Review Summary: Rush at their best, recommended to anyone who is into progressive rock or metal.1 of 1 thought this review was well written
Rush. Remember those guys? You know... the band that inspired many many drummers, bassists, and guitarists all over the world. Sure some of their mid-late 1980's albums weren't up to par with anything they had wrote in the 70's, but they were (and still are) indeed icons of the progressive/metal genre.
is one of those iconic albums that will forever be enjoyed by mostly anyone into rock music. The progressive side of Rush starts, and reaches its peak, right here on this 6 song epic. The title track clocks in at just over 20 minutes, and is considered by many people (including myself) to be one of Rush's best songs. The guitar is powerful, yet not all that heavy, but it still really packs a punch. Alex Lifeson's guitar work really shines on this album, especially on the classic A Passage To Bangkok
. Geddy Lee's bass skills are unmatched, and Neil Peart's drumming is incredible. Yes, this is indeed Rush's best release to date. But, let's get into a little more detail, shall we?
What can I say about Alex Lifeson? He is one of my largest inspirations as a guitarist, and his skills have come a long way since their self-titled debut album (not to say he sucked back then, but his writing has gotten a hell of a lot better). His sound is very thick on this album, and it compliments the bass guitar perfectly. Unlike some bands, he doesn't rely on distortion to play a fine rhythm or lead, and he is one of those guys who (as it seems) believes that when it comes to soloing, it isn't the quantity... it's the quality that counts. Listen to the solo at the end of The Twilight Zone
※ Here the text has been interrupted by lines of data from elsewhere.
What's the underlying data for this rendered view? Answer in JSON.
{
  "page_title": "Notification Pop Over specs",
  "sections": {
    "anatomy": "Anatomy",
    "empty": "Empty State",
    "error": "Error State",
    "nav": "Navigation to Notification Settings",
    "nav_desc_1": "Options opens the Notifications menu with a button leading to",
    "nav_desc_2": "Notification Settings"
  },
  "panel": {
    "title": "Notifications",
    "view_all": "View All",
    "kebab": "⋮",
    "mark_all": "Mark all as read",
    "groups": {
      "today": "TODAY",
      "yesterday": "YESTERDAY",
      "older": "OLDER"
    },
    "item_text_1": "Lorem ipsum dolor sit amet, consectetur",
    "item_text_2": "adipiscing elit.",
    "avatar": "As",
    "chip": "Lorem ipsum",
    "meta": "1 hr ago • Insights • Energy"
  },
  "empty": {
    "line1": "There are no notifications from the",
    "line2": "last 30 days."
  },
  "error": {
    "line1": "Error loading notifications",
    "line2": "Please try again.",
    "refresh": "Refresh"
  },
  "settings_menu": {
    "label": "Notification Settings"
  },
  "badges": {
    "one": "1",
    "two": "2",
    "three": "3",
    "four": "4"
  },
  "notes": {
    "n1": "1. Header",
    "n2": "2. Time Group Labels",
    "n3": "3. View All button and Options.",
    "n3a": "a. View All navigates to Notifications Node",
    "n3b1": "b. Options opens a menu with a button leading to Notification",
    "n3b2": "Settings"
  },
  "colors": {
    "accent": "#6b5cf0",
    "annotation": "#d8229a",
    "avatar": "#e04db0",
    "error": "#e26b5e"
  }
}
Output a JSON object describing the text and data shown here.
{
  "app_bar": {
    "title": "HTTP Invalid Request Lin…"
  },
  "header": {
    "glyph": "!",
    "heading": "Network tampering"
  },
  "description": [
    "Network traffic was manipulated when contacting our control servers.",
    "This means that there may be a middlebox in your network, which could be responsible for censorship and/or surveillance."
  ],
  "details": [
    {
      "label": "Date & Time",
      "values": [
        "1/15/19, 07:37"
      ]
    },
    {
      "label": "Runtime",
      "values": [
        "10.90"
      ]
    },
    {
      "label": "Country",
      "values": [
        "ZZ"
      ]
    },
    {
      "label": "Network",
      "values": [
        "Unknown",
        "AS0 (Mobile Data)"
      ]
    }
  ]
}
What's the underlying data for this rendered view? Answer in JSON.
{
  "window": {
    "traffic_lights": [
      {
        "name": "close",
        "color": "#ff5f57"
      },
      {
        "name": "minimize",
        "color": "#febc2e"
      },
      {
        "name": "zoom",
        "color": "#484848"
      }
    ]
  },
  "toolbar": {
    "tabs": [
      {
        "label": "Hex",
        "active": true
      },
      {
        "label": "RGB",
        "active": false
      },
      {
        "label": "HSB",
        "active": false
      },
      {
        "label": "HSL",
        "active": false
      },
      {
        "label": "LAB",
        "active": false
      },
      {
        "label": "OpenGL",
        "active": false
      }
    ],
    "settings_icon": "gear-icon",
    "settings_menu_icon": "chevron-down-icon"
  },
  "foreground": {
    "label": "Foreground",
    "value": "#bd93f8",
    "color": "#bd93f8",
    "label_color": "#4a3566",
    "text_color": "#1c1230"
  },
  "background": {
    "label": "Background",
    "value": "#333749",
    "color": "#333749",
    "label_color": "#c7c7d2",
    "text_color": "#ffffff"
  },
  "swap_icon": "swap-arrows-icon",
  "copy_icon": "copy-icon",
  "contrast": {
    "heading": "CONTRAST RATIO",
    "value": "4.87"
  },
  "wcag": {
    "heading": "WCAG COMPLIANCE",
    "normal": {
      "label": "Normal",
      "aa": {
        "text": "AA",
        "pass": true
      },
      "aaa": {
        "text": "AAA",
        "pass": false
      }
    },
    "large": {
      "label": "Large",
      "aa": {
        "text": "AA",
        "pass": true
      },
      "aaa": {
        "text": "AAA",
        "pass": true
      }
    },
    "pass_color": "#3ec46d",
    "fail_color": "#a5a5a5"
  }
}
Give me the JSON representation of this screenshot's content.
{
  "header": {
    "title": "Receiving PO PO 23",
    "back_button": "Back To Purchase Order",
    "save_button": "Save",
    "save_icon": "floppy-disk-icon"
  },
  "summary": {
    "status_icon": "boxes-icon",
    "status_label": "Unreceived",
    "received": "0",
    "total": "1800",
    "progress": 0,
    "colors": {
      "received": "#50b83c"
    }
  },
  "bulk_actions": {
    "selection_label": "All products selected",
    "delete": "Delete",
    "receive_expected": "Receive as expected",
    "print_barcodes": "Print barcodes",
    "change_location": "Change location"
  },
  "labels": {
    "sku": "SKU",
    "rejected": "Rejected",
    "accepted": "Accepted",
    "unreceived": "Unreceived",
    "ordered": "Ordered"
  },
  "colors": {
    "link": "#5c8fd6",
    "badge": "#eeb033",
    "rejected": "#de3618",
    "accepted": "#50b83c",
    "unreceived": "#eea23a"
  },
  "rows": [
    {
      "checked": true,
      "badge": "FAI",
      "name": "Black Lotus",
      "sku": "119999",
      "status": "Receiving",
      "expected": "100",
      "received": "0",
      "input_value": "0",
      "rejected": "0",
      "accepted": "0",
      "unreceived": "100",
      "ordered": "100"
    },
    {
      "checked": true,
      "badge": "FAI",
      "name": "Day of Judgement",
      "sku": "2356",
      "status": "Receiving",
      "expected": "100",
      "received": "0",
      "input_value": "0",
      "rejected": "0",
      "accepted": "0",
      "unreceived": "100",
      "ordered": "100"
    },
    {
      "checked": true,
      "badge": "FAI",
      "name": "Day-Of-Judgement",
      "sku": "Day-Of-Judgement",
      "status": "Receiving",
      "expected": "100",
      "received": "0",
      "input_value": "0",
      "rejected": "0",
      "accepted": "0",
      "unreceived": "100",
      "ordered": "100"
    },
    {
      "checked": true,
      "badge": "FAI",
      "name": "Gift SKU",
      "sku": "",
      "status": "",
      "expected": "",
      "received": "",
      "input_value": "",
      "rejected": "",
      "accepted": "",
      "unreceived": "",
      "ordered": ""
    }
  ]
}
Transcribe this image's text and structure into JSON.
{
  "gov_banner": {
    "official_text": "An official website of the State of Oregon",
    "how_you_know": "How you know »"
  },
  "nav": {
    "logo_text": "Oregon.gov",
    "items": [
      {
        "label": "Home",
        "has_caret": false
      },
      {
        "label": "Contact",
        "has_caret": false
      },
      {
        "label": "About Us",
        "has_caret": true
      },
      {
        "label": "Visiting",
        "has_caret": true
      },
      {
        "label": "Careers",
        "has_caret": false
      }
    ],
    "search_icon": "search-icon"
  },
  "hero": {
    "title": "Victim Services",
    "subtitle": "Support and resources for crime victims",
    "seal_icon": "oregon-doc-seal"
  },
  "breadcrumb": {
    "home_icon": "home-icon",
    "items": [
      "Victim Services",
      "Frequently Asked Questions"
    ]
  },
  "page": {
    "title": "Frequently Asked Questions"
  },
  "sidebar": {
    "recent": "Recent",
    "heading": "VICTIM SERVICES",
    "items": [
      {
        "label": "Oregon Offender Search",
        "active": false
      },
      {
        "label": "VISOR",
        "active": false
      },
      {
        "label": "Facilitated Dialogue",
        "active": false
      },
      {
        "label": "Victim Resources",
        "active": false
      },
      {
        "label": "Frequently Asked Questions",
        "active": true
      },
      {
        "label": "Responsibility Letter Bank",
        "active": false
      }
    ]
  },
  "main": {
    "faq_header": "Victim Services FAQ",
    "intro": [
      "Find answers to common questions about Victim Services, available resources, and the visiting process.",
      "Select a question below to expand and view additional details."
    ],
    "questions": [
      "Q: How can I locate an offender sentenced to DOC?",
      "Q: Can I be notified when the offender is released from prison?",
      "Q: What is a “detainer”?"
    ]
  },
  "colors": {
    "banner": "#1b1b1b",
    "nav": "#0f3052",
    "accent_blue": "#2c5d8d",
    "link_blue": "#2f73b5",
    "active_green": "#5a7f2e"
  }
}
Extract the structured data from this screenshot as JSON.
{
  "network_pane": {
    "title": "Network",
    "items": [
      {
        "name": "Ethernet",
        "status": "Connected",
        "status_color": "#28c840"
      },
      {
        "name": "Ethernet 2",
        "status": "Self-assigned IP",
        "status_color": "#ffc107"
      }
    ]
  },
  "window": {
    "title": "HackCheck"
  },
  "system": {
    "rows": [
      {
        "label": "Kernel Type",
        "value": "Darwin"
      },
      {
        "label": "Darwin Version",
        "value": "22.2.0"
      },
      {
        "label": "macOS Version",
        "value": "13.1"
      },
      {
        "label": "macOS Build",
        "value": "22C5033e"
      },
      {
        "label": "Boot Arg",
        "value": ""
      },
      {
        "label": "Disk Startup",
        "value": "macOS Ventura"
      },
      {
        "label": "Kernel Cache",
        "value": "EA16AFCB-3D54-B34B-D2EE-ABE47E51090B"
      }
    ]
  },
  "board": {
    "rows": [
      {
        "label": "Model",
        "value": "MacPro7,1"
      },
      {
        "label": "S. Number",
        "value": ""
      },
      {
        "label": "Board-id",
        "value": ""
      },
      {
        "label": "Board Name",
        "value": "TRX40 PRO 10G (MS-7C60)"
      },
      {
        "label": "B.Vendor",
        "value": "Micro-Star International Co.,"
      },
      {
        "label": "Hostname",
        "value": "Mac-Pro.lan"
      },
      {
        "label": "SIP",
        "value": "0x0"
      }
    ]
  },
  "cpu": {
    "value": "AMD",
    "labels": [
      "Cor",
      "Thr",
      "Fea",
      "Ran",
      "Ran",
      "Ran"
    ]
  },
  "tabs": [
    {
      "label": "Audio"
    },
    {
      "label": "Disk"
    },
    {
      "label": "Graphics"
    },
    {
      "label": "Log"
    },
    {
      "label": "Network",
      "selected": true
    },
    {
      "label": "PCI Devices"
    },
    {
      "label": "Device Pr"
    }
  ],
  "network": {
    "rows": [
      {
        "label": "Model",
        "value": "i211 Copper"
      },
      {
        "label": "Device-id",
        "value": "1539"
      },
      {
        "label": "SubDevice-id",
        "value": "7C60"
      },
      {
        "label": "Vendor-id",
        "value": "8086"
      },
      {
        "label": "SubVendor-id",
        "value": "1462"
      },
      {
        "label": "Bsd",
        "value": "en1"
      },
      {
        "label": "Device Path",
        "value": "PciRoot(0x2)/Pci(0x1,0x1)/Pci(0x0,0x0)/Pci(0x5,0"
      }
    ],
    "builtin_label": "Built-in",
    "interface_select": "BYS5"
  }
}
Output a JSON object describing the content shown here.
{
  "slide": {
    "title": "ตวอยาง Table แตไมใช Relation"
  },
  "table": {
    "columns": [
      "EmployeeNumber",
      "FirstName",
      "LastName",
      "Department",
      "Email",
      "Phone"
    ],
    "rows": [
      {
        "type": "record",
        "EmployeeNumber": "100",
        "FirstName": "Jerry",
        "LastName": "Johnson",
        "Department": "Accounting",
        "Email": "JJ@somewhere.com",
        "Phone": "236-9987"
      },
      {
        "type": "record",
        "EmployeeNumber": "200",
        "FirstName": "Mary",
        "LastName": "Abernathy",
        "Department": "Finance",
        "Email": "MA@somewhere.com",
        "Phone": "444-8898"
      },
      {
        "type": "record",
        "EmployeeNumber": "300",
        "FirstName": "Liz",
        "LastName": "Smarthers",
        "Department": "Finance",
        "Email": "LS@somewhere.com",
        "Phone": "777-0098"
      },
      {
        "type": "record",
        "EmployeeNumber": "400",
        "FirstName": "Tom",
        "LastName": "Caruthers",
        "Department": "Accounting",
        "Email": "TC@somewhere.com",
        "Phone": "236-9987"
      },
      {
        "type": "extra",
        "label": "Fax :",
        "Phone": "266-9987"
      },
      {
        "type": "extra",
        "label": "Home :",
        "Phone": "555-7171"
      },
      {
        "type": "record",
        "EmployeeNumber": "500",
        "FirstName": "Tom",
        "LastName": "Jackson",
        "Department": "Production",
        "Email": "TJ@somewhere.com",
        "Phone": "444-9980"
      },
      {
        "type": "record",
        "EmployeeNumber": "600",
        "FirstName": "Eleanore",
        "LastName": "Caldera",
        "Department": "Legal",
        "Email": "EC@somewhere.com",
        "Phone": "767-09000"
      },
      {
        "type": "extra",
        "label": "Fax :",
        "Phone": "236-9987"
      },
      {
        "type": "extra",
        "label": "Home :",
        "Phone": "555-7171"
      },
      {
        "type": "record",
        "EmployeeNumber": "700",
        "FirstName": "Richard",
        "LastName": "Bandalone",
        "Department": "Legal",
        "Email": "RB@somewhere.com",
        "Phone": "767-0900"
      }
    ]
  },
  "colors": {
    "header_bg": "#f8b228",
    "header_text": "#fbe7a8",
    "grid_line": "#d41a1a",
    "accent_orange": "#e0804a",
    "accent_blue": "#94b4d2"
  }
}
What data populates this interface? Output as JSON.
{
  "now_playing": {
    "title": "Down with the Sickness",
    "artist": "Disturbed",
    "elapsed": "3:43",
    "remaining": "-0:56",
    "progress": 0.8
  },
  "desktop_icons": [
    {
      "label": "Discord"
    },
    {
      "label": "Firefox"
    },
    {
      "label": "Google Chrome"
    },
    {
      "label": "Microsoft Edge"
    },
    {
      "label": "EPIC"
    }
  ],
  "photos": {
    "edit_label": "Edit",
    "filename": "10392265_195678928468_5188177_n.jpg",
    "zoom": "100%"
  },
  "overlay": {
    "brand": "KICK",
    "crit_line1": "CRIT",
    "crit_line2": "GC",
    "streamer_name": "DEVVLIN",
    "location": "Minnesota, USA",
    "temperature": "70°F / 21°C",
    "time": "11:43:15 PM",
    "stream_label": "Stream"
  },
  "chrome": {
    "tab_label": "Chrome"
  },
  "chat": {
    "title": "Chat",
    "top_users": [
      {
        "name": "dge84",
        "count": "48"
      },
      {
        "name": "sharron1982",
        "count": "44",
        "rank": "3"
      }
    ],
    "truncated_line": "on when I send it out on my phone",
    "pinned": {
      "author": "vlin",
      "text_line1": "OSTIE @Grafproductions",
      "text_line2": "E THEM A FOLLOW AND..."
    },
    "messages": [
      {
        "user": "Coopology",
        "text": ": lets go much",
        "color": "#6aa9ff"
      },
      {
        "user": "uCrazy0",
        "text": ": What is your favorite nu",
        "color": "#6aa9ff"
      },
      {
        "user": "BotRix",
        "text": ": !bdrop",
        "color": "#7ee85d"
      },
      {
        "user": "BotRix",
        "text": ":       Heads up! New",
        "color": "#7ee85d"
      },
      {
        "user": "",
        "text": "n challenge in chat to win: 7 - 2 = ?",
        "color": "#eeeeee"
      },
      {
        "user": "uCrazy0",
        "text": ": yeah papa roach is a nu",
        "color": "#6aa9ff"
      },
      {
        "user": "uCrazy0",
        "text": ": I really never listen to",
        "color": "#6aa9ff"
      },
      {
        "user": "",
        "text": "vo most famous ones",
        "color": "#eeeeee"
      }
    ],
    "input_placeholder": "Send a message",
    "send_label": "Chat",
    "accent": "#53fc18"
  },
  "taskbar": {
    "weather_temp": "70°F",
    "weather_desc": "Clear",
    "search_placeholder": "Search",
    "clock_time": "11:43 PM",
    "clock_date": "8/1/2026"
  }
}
as a perfect demonstration of this. He doesn't play fast, but the solo sounds great. The tone on all the songs sounds like I could be floating in space as I'm listening (excluding Lessons
). Lifeson is, was, and will continue to be an inspiration, and an icon to many new or old guitarists for generations to come.
Geddy Lee is my personal favourite bass player of all time. He incorporates melodic, tasteful, and powerful bass lines to each and every song, and he sings at the same time!! His vocals are often described as a high-pitched screech, or scream with a strong melodic presence. That pretty much sums it up. Picture an owl as the lead singer of Rush, and then picture Geddy Lee and you got about the same result. But, that isn't to say the vocals are bad because they fit the music extremely well.
Now onto Neil Peart. Here's a guy that is exempt from winning a certain world's best drummer award because he won way too many times. That should tell you something... he is the world's best drummer. His beats and rhythm's are quite complex (save Tears
) on 2112
and Rush was very fortunate to aquire him. He uses many different styles and techniques, including one of my favourites, when he uses the foot pedal on his high hats. Remember that dance beat? Unh-Ts-Unh-Ts-Unh-Ts. Very nice example of this during the guitar solo on A Passage To Bangkok
. His skill of paradiddles, complex rhythm's, and drum rolls are unbeatable. Neil is my favourite drummer, will always be my favourite drummer, and I don't believe anyone will ever surpass his skill in my lifetime.
The only complaints I have about this album is that the sound quality isn't 100%. The guitar sounds quiet at times, and vocals sound very loud at other times.... but come on people, it was 1976. And also that fact that Lessons
could have been better, as it isn't Rush's best song here, but does feature some very nice acoustic lines.
Rush's best album 2112
is an album I will treasure till the day I die. I recommend you buy this album right away if you like bands like AC/DC, Van Halen, Dream Theater, or even Iron Maiden.